(Try it)
Word for word, restate every record, though not the pictures.

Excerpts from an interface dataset
▼▼▼
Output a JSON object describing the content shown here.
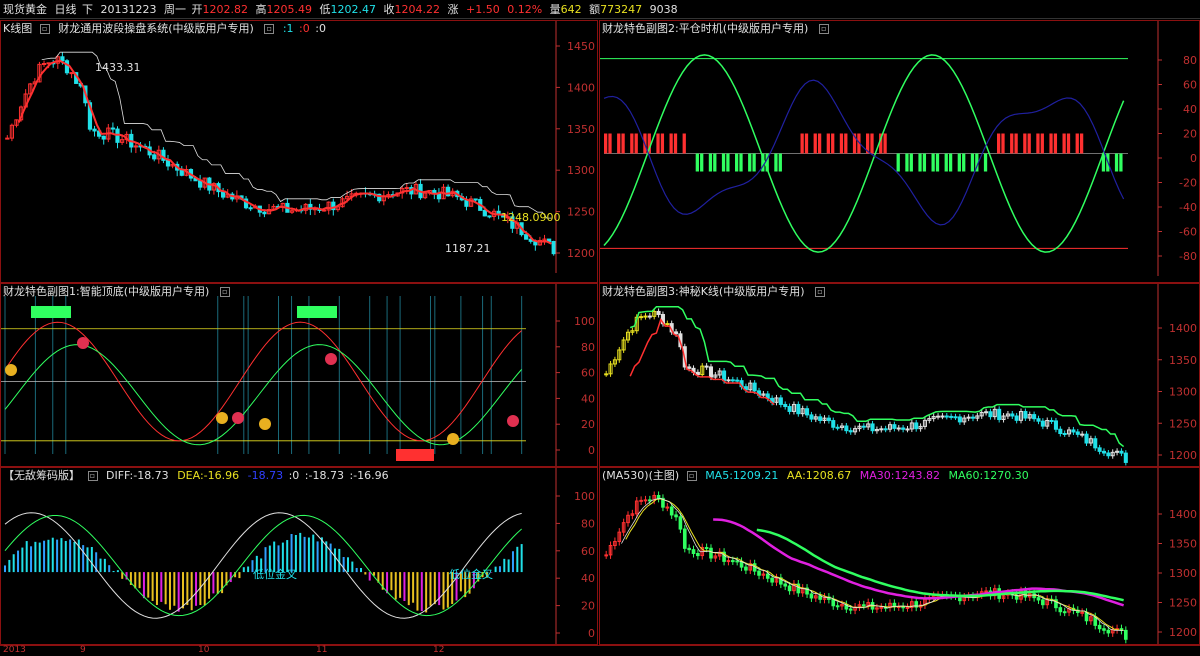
{
  "topbar": {
    "symbol": "现货黄金",
    "period": "日线",
    "dir": "下",
    "date": "20131223",
    "weekday": "周一",
    "open_label": "开",
    "open": "1202.82",
    "high_label": "高",
    "high": "1205.49",
    "low_label": "低",
    "low": "1202.47",
    "close_label": "收",
    "close": "1204.22",
    "change_label": "涨",
    "change": "+1.50",
    "change_pct": "0.12%",
    "volume_label": "量",
    "volume": "642",
    "amount_label": "额",
    "amount": "773247",
    "extra": "9038"
  },
  "colors": {
    "red": "#ff3030",
    "green": "#30ff60",
    "cyan": "#20e0e8",
    "yellow": "#e8e020",
    "magenta": "#e020e0",
    "white": "#e0e0e0",
    "blue": "#2020a0",
    "axis": "#c03030"
  },
  "panes": {
    "kline": {
      "title": "K线图",
      "indicator": "财龙通用波段操盘系统(中级版用户专用)",
      "params": [
        ":1",
        ":0",
        ":0"
      ],
      "y_ticks": [
        "1450",
        "1400",
        "1350",
        "1300",
        "1250",
        "1200"
      ],
      "annot_high": "1433.31",
      "annot_low": "1187.21",
      "annot_price": "1248.0900"
    },
    "sub2": {
      "title": "财龙特色副图2:平仓时机(中级版用户专用)",
      "y_ticks": [
        "80",
        "60",
        "40",
        "20",
        "0",
        "-20",
        "-40",
        "-60",
        "-80"
      ]
    },
    "sub1": {
      "title": "财龙特色副图1:智能顶底(中级版用户专用)",
      "y_ticks": [
        "100",
        "80",
        "60",
        "40",
        "20",
        "0"
      ]
    },
    "sub3": {
      "title": "财龙特色副图3:神秘K线(中级版用户专用)",
      "y_ticks": [
        "1400",
        "1350",
        "1300",
        "1250",
        "1200"
      ]
    },
    "macd": {
      "title": "【无敌筹码版】",
      "diff_label": "DIFF:-18.73",
      "dea_label": "DEA:-16.96",
      "v3": "-18.73",
      "v4": ":0",
      "v5": ":-18.73",
      "v6": ":-16.96",
      "y_ticks": [
        "100",
        "80",
        "60",
        "40",
        "20",
        "0"
      ],
      "cross_labels": [
        "低位金叉",
        "低位金叉"
      ]
    },
    "ma": {
      "title": "(MA530)(主图)",
      "ma5": "MA5:1209.21",
      "aa": "AA:1208.67",
      "ma30": "MA30:1243.82",
      "ma60": "MA60:1270.30",
      "y_ticks": [
        "1400",
        "1350",
        "1300",
        "1250",
        "1200"
      ]
    }
  },
  "bottom_dates": [
    "2013",
    "9",
    "10",
    "11",
    "12"
  ]
}
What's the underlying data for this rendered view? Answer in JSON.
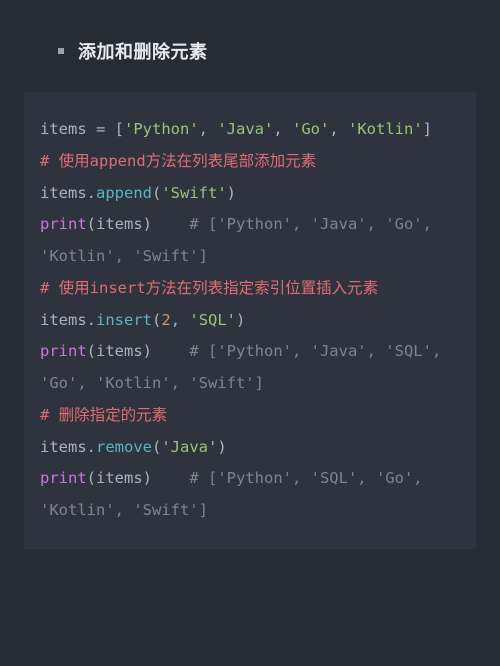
{
  "heading": "添加和删除元素",
  "code": {
    "l1": {
      "a": "items ",
      "b": "=",
      "c": " [",
      "d": "'Python'",
      "e": ", ",
      "f": "'Java'",
      "g": ", ",
      "h": "'Go'",
      "i": ", ",
      "j": "'Kotlin'",
      "k": "]"
    },
    "l2": "# 使用append方法在列表尾部添加元素",
    "l3": {
      "a": "items.",
      "b": "append",
      "c": "(",
      "d": "'Swift'",
      "e": ")"
    },
    "l4": {
      "a": "print",
      "b": "(items)    ",
      "c": "# ['Python', 'Java', 'Go', 'Kotlin', 'Swift']"
    },
    "l5": "# 使用insert方法在列表指定索引位置插入元素",
    "l6": {
      "a": "items.",
      "b": "insert",
      "c": "(",
      "d": "2",
      "e": ", ",
      "f": "'SQL'",
      "g": ")"
    },
    "l7": {
      "a": "print",
      "b": "(items)    ",
      "c": "# ['Python', 'Java', 'SQL', 'Go', 'Kotlin', 'Swift']"
    },
    "l8": "# 删除指定的元素",
    "l9": {
      "a": "items.",
      "b": "remove",
      "c": "(",
      "d": "'Java'",
      "e": ")"
    },
    "l10": {
      "a": "print",
      "b": "(items)    ",
      "c": "# ['Python', 'SQL', 'Go', 'Kotlin', 'Swift']"
    }
  }
}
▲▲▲
(Reply)
Output a JSON object describing the content shown here.
{
  "topbar": {
    "symbol": "现货黄金",
    "period": "日线",
    "dir": "下",
    "date": "20131223",
    "weekday": "周一",
    "open_label": "开",
    "open": "1202.82",
    "high_label": "高",
    "high": "1205.49",
    "low_label": "低",
    "low": "1202.47",
    "close_label": "收",
    "close": "1204.22",
    "change_label": "涨",
    "change": "+1.50",
    "change_pct": "0.12%",
    "volume_label": "量",
    "volume": "642",
    "amount_label": "额",
    "amount": "773247",
    "extra": "9038"
  },
  "colors": {
    "red": "#ff3030",
    "green": "#30ff60",
    "cyan": "#20e0e8",
    "yellow": "#e8e020",
    "magenta": "#e020e0",
    "white": "#e0e0e0",
    "blue": "#2020a0",
    "axis": "#c03030"
  },
  "panes": {
    "kline": {
      "title": "K线图",
      "indicator": "财龙通用波段操盘系统(中级版用户专用)",
      "params": [
        ":1",
        ":0",
        ":0"
      ],
      "y_ticks": [
        "1450",
        "1400",
        "1350",
        "1300",
        "1250",
        "1200"
      ],
      "annot_high": "1433.31",
      "annot_low": "1187.21",
      "annot_price": "1248.0900"
    },
    "sub2": {
      "title": "财龙特色副图2:平仓时机(中级版用户专用)",
      "y_ticks": [
        "80",
        "60",
        "40",
        "20",
        "0",
        "-20",
        "-40",
        "-60",
        "-80"
      ]
    },
    "sub1": {
      "title": "财龙特色副图1:智能顶底(中级版用户专用)",
      "y_ticks": [
        "100",
        "80",
        "60",
        "40",
        "20",
        "0"
      ]
    },
    "sub3": {
      "title": "财龙特色副图3:神秘K线(中级版用户专用)",
      "y_ticks": [
        "1400",
        "1350",
        "1300",
        "1250",
        "1200"
      ]
    },
    "macd": {
      "title": "【无敌筹码版】",
      "diff_label": "DIFF:-18.73",
      "dea_label": "DEA:-16.96",
      "v3": "-18.73",
      "v4": ":0",
      "v5": ":-18.73",
      "v6": ":-16.96",
      "y_ticks": [
        "100",
        "80",
        "60",
        "40",
        "20",
        "0"
      ],
      "cross_labels": [
        "低位金叉",
        "低位金叉"
      ]
    },
    "ma": {
      "title": "(MA530)(主图)",
      "ma5": "MA5:1209.21",
      "aa": "AA:1208.67",
      "ma30": "MA30:1243.82",
      "ma60": "MA60:1270.30",
      "y_ticks": [
        "1400",
        "1350",
        "1300",
        "1250",
        "1200"
      ]
    }
  },
  "bottom_dates": [
    "2013",
    "9",
    "10",
    "11",
    "12"
  ]
}
What's the underlying data for this rendered view? Answer in JSON.
{
  "heading": "添加和删除元素",
  "code": {
    "l1": {
      "a": "items ",
      "b": "=",
      "c": " [",
      "d": "'Python'",
      "e": ", ",
      "f": "'Java'",
      "g": ", ",
      "h": "'Go'",
      "i": ", ",
      "j": "'Kotlin'",
      "k": "]"
    },
    "l2": "# 使用append方法在列表尾部添加元素",
    "l3": {
      "a": "items.",
      "b": "append",
      "c": "(",
      "d": "'Swift'",
      "e": ")"
    },
    "l4": {
      "a": "print",
      "b": "(items)    ",
      "c": "# ['Python', 'Java', 'Go', 'Kotlin', 'Swift']"
    },
    "l5": "# 使用insert方法在列表指定索引位置插入元素",
    "l6": {
      "a": "items.",
      "b": "insert",
      "c": "(",
      "d": "2",
      "e": ", ",
      "f": "'SQL'",
      "g": ")"
    },
    "l7": {
      "a": "print",
      "b": "(items)    ",
      "c": "# ['Python', 'Java', 'SQL', 'Go', 'Kotlin', 'Swift']"
    },
    "l8": "# 删除指定的元素",
    "l9": {
      "a": "items.",
      "b": "remove",
      "c": "(",
      "d": "'Java'",
      "e": ")"
    },
    "l10": {
      "a": "print",
      "b": "(items)    ",
      "c": "# ['Python', 'SQL', 'Go', 'Kotlin', 'Swift']"
    }
  }
}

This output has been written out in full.